City of Hope’s Michael A. Friedman, M.D., president and chief executive officer, had three key words for employees at his December 2009 City Forum: caution, change and confidence.
Friedman used the quarterly talk, held before a packed audience at Cooper Auditorium, to review the year’s successes and share a guardedly optimistic outlook for City of Hope’s financial footing and infrastructure progress this year.
|Michael Friedman discusses 2009 achievements. (Photo by Alicia Di Rado)|
He pointed out that the future holds much economic uncertainty, particularly with the impact of health-care reform legislation. However, he said, City of Hope starts off in a strong position and will become even more successful as it becomes more efficient and more effectively integrated.
In the future, academic medical centers that deliver objectively better patient care (better outcomes) in a more cost-effective manner will prosper, he said. “I think we are fantastically positioned to do that.”
While Friedman expressed confidence, he also noted that this is a time when innovation and prioritization will be vital. It will be a time of careful but sustained growth and consolidation; there will likely be changes throughout City of Hope because of the dynamic and evolving health-care and research environments.
“As the stewards of a precious legacy at City of Hope, our challenge is to preserve our tradition of excellence and caring as we move ahead to the future,” he said.
Friedman cited various milestones in 2009, including completion of the Michael Amini Transfusion Medicine Center and Arnold and Mabel Beckman Center for Cancer Immunotherapeutics & Tumor Immunology. He also noted an influx of dollars to support research from the American Recovery and Reinvestment Act and the California Institute for Regenerative Medicine.

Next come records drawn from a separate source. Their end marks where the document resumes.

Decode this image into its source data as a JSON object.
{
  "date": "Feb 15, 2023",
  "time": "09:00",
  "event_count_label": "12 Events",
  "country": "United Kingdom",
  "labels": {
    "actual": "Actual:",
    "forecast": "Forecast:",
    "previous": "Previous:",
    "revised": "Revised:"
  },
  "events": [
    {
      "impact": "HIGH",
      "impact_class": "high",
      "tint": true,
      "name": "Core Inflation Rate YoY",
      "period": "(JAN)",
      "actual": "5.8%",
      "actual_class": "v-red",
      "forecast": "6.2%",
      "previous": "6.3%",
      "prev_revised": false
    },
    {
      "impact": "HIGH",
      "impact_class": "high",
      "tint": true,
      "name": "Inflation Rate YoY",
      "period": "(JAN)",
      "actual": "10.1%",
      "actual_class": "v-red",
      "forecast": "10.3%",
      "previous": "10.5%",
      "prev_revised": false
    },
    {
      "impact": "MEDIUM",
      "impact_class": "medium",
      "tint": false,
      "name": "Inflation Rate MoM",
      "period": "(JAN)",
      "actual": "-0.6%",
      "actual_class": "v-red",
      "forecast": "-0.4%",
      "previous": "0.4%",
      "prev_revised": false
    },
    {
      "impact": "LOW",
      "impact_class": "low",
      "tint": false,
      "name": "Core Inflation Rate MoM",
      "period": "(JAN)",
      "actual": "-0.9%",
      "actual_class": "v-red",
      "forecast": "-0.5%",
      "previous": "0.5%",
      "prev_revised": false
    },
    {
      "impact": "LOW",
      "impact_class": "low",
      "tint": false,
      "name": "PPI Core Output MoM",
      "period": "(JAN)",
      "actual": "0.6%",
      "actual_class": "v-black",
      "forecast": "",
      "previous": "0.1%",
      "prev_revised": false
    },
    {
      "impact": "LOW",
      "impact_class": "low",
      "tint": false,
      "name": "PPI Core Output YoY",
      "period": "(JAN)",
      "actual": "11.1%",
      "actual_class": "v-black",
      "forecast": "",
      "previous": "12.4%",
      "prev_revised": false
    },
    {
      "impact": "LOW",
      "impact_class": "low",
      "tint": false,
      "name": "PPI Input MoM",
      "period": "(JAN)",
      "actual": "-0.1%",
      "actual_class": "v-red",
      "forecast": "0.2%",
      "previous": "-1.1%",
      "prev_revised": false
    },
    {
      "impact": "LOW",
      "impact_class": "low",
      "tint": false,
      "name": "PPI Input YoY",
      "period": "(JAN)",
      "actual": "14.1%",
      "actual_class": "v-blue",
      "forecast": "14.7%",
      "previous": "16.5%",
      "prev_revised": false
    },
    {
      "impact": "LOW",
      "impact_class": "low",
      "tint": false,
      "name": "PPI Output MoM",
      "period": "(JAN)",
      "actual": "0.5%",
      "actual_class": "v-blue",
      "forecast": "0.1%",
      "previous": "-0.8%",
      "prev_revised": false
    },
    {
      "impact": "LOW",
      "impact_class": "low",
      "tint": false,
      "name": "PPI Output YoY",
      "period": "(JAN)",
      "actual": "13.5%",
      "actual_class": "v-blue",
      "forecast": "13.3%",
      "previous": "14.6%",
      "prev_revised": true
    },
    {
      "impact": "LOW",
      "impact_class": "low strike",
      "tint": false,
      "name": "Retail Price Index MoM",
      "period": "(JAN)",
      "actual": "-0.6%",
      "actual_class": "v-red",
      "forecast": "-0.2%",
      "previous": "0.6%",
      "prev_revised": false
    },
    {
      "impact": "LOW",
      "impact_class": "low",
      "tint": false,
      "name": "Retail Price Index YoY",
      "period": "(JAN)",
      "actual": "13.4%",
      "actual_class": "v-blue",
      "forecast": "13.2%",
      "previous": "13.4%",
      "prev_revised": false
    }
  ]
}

Other successes included launch of the City of Hope Information System, successful hospital surveys, high inpatient satisfaction scores, improvements in patient care created through the Accelerating Care Excellence program, a new faculty appointment and promotion policy, the naming of the Irell & Manella Graduate School of Biological Sciences and partnerships with major sports teams and initiatives such as the Dodgers, Chivas USA and FOX Sports Supports.
In a time when many institutions are laying off or furloughing staff, City of Hope gained 158 full-time positions in 2009, he noted, primarily in the medical center.
“We’ve worked hard to make sure our patient care and our research moved forward,” he said.
For 2010, the organization is committed to several efforts. First, City of Hope will continue to enhance and protect patient safety. It also will continue to pursue improvements in care for outpatients, he said.
On the campus, the organization aims to complete ongoing construction projects at or under budget, he noted.
City of Hope also will foster its growing “strategic integrated programs,” multidisciplinary care-and-research programs in prostate, gastrointestinal and women’s cancers. At the same time, the organization seeks to more efficiently align its programs in cancer and diabetes and pursue greater grant funding.
Friedman also noted that the institution must undergo continued review by the Joint Commission and pursue reaccreditation for the graduate school and comprehensive cancer center.
All of this must happen with finite funds, emphasizing the importance of efficiency, creativity and prudent spending aligned with the organization’s needs.
“We are in a position of stability. We are in a position of strength,” Friedman said. “I have great optimism that if we continue on the path we are on, not only will we survive, we will be dramatically successful.”